Dataset excerpts:

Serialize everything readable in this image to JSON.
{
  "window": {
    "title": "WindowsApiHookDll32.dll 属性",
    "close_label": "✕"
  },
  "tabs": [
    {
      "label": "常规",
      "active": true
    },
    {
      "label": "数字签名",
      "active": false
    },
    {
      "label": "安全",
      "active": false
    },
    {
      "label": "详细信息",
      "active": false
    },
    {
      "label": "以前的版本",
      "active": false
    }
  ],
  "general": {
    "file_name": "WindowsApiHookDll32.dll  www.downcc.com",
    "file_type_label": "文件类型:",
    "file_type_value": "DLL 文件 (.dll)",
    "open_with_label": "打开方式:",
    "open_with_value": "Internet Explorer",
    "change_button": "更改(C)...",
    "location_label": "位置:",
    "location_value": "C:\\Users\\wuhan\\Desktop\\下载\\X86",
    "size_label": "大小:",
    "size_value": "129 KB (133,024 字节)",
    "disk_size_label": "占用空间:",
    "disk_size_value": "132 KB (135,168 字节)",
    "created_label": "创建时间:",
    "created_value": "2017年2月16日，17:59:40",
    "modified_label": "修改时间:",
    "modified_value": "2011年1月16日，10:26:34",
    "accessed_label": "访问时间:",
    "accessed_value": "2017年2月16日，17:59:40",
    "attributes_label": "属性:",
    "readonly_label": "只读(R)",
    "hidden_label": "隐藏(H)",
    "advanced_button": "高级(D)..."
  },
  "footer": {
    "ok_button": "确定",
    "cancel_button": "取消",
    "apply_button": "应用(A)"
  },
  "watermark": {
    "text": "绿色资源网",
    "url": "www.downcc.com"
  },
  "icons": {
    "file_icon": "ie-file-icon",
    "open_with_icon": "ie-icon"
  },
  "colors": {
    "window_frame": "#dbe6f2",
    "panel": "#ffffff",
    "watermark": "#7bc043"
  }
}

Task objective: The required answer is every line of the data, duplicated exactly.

Written response:
Serialize everything readable in this image to JSON.
{
  "window": {
    "title": "WindowsApiHookDll32.dll 属性",
    "close_label": "✕"
  },
  "tabs": [
    {
      "label": "常规",
      "active": true
    },
    {
      "label": "数字签名",
      "active": false
    },
    {
      "label": "安全",
      "active": false
    },
    {
      "label": "详细信息",
      "active": false
    },
    {
      "label": "以前的版本",
      "active": false
    }
  ],
  "general": {
    "file_name": "WindowsApiHookDll32.dll  www.downcc.com",
    "file_type_label": "文件类型:",
    "file_type_value": "DLL 文件 (.dll)",
    "open_with_label": "打开方式:",
    "open_with_value": "Internet Explorer",
    "change_button": "更改(C)...",
    "location_label": "位置:",
    "location_value": "C:\\Users\\wuhan\\Desktop\\下载\\X86",
    "size_label": "大小:",
    "size_value": "129 KB (133,024 字节)",
    "disk_size_label": "占用空间:",
    "disk_size_value": "132 KB (135,168 字节)",
    "created_label": "创建时间:",
    "created_value": "2017年2月16日，17:59:40",
    "modified_label": "修改时间:",
    "modified_value": "2011年1月16日，10:26:34",
    "accessed_label": "访问时间:",
    "accessed_value": "2017年2月16日，17:59:40",
    "attributes_label": "属性:",
    "readonly_label": "只读(R)",
    "hidden_label": "隐藏(H)",
    "advanced_button": "高级(D)..."
  },
  "footer": {
    "ok_button": "确定",
    "cancel_button": "取消",
    "apply_button": "应用(A)"
  },
  "watermark": {
    "text": "绿色资源网",
    "url": "www.downcc.com"
  },
  "icons": {
    "file_icon": "ie-file-icon",
    "open_with_icon": "ie-icon"
  },
  "colors": {
    "window_frame": "#dbe6f2",
    "panel": "#ffffff",
    "watermark": "#7bc043"
  }
}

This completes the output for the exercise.